*** RECORD EXTRACTS ***

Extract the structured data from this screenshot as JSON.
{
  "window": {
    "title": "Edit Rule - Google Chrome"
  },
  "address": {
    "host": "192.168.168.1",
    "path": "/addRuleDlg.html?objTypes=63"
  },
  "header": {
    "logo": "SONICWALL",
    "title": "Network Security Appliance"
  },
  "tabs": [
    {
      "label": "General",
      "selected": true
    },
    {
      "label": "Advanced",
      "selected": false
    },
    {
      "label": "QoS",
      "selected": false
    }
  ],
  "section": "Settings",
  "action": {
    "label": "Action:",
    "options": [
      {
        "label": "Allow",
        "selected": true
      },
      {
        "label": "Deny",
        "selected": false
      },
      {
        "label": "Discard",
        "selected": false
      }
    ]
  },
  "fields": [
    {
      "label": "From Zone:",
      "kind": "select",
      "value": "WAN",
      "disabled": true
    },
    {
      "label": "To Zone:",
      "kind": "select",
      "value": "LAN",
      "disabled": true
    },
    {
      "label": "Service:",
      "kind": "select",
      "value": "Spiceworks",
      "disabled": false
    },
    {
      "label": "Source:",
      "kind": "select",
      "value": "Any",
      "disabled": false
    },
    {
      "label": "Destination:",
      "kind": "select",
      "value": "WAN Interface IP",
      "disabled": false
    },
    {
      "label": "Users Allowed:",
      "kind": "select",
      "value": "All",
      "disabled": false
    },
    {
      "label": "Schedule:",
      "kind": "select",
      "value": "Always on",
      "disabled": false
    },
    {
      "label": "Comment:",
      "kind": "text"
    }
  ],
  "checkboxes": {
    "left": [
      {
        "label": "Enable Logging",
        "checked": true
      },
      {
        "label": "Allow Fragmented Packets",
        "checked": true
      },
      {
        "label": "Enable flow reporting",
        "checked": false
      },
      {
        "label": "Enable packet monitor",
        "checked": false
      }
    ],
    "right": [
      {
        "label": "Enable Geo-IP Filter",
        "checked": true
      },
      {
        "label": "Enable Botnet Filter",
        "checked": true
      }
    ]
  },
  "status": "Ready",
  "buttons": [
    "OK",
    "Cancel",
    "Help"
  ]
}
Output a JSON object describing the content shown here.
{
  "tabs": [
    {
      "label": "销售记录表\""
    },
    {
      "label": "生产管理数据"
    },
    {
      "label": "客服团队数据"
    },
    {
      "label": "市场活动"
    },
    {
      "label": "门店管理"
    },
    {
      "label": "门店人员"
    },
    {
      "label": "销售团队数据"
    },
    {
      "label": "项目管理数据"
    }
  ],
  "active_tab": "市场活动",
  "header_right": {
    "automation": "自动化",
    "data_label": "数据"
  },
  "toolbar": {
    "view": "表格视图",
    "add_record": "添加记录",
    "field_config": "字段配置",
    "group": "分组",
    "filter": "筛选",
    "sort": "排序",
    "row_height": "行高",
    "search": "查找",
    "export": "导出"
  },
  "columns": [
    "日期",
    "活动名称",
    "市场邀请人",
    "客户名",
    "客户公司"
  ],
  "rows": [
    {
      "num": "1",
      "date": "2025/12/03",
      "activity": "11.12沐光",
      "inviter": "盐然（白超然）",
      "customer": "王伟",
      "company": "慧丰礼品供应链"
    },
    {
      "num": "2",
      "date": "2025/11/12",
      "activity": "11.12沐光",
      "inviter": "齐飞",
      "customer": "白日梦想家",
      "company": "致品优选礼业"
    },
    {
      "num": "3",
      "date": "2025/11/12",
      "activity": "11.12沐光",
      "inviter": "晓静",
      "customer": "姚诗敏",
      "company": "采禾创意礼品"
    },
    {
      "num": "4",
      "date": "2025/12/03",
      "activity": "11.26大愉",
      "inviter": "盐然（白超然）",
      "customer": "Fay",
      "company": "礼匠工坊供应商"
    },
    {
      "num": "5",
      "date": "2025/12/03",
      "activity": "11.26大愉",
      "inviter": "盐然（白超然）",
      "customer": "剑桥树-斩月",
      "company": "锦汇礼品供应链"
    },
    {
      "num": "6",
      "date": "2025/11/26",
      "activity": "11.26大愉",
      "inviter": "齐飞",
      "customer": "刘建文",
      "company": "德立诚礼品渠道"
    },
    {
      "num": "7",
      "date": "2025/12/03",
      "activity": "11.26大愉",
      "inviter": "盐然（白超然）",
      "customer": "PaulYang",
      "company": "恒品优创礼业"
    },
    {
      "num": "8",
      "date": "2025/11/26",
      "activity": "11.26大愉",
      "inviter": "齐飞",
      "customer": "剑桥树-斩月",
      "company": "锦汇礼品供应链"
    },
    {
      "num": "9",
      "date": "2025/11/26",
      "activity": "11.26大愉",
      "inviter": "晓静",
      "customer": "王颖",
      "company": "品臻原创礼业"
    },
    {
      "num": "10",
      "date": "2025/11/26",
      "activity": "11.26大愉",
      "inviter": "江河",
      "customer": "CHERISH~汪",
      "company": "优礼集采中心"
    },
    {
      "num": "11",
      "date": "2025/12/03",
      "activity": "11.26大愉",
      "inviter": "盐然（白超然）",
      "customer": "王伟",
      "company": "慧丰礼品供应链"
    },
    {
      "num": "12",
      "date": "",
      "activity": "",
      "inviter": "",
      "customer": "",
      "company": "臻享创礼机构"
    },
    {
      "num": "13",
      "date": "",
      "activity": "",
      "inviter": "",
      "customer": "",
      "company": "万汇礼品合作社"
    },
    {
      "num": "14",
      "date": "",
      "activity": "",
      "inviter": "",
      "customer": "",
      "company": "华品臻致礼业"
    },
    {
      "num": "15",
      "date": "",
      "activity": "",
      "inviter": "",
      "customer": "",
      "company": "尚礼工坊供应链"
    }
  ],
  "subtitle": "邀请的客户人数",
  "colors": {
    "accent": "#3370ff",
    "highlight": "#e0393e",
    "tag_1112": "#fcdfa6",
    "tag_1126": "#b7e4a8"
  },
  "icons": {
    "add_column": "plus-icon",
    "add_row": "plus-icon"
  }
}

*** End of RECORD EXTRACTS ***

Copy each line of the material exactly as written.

Extract the structured data from this screenshot as JSON.
{
  "window": {
    "title": "Edit Rule - Google Chrome"
  },
  "address": {
    "host": "192.168.168.1",
    "path": "/addRuleDlg.html?objTypes=63"
  },
  "header": {
    "logo": "SONICWALL",
    "title": "Network Security Appliance"
  },
  "tabs": [
    {
      "label": "General",
      "selected": true
    },
    {
      "label": "Advanced",
      "selected": false
    },
    {
      "label": "QoS",
      "selected": false
    }
  ],
  "section": "Settings",
  "action": {
    "label": "Action:",
    "options": [
      {
        "label": "Allow",
        "selected": true
      },
      {
        "label": "Deny",
        "selected": false
      },
      {
        "label": "Discard",
        "selected": false
      }
    ]
  },
  "fields": [
    {
      "label": "From Zone:",
      "kind": "select",
      "value": "WAN",
      "disabled": true
    },
    {
      "label": "To Zone:",
      "kind": "select",
      "value": "LAN",
      "disabled": true
    },
    {
      "label": "Service:",
      "kind": "select",
      "value": "Spiceworks",
      "disabled": false
    },
    {
      "label": "Source:",
      "kind": "select",
      "value": "Any",
      "disabled": false
    },
    {
      "label": "Destination:",
      "kind": "select",
      "value": "WAN Interface IP",
      "disabled": false
    },
    {
      "label": "Users Allowed:",
      "kind": "select",
      "value": "All",
      "disabled": false
    },
    {
      "label": "Schedule:",
      "kind": "select",
      "value": "Always on",
      "disabled": false
    },
    {
      "label": "Comment:",
      "kind": "text"
    }
  ],
  "checkboxes": {
    "left": [
      {
        "label": "Enable Logging",
        "checked": true
      },
      {
        "label": "Allow Fragmented Packets",
        "checked": true
      },
      {
        "label": "Enable flow reporting",
        "checked": false
      },
      {
        "label": "Enable packet monitor",
        "checked": false
      }
    ],
    "right": [
      {
        "label": "Enable Geo-IP Filter",
        "checked": true
      },
      {
        "label": "Enable Botnet Filter",
        "checked": true
      }
    ]
  },
  "status": "Ready",
  "buttons": [
    "OK",
    "Cancel",
    "Help"
  ]
}
Output a JSON object describing the content shown here.
{
  "tabs": [
    {
      "label": "销售记录表\""
    },
    {
      "label": "生产管理数据"
    },
    {
      "label": "客服团队数据"
    },
    {
      "label": "市场活动"
    },
    {
      "label": "门店管理"
    },
    {
      "label": "门店人员"
    },
    {
      "label": "销售团队数据"
    },
    {
      "label": "项目管理数据"
    }
  ],
  "active_tab": "市场活动",
  "header_right": {
    "automation": "自动化",
    "data_label": "数据"
  },
  "toolbar": {
    "view": "表格视图",
    "add_record": "添加记录",
    "field_config": "字段配置",
    "group": "分组",
    "filter": "筛选",
    "sort": "排序",
    "row_height": "行高",
    "search": "查找",
    "export": "导出"
  },
  "columns": [
    "日期",
    "活动名称",
    "市场邀请人",
    "客户名",
    "客户公司"
  ],
  "rows": [
    {
      "num": "1",
      "date": "2025/12/03",
      "activity": "11.12沐光",
      "inviter": "盐然（白超然）",
      "customer": "王伟",
      "company": "慧丰礼品供应链"
    },
    {
      "num": "2",
      "date": "2025/11/12",
      "activity": "11.12沐光",
      "inviter": "齐飞",
      "customer": "白日梦想家",
      "company": "致品优选礼业"
    },
    {
      "num": "3",
      "date": "2025/11/12",
      "activity": "11.12沐光",
      "inviter": "晓静",
      "customer": "姚诗敏",
      "company": "采禾创意礼品"
    },
    {
      "num": "4",
      "date": "2025/12/03",
      "activity": "11.26大愉",
      "inviter": "盐然（白超然）",
      "customer": "Fay",
      "company": "礼匠工坊供应商"
    },
    {
      "num": "5",
      "date": "2025/12/03",
      "activity": "11.26大愉",
      "inviter": "盐然（白超然）",
      "customer": "剑桥树-斩月",
      "company": "锦汇礼品供应链"
    },
    {
      "num": "6",
      "date": "2025/11/26",
      "activity": "11.26大愉",
      "inviter": "齐飞",
      "customer": "刘建文",
      "company": "德立诚礼品渠道"
    },
    {
      "num": "7",
      "date": "2025/12/03",
      "activity": "11.26大愉",
      "inviter": "盐然（白超然）",
      "customer": "PaulYang",
      "company": "恒品优创礼业"
    },
    {
      "num": "8",
      "date": "2025/11/26",
      "activity": "11.26大愉",
      "inviter": "齐飞",
      "customer": "剑桥树-斩月",
      "company": "锦汇礼品供应链"
    },
    {
      "num": "9",
      "date": "2025/11/26",
      "activity": "11.26大愉",
      "inviter": "晓静",
      "customer": "王颖",
      "company": "品臻原创礼业"
    },
    {
      "num": "10",
      "date": "2025/11/26",
      "activity": "11.26大愉",
      "inviter": "江河",
      "customer": "CHERISH~汪",
      "company": "优礼集采中心"
    },
    {
      "num": "11",
      "date": "2025/12/03",
      "activity": "11.26大愉",
      "inviter": "盐然（白超然）",
      "customer": "王伟",
      "company": "慧丰礼品供应链"
    },
    {
      "num": "12",
      "date": "",
      "activity": "",
      "inviter": "",
      "customer": "",
      "company": "臻享创礼机构"
    },
    {
      "num": "13",
      "date": "",
      "activity": "",
      "inviter": "",
      "customer": "",
      "company": "万汇礼品合作社"
    },
    {
      "num": "14",
      "date": "",
      "activity": "",
      "inviter": "",
      "customer": "",
      "company": "华品臻致礼业"
    },
    {
      "num": "15",
      "date": "",
      "activity": "",
      "inviter": "",
      "customer": "",
      "company": "尚礼工坊供应链"
    }
  ],
  "subtitle": "邀请的客户人数",
  "colors": {
    "accent": "#3370ff",
    "highlight": "#e0393e",
    "tag_1112": "#fcdfa6",
    "tag_1126": "#b7e4a8"
  },
  "icons": {
    "add_column": "plus-icon",
    "add_row": "plus-icon"
  }
}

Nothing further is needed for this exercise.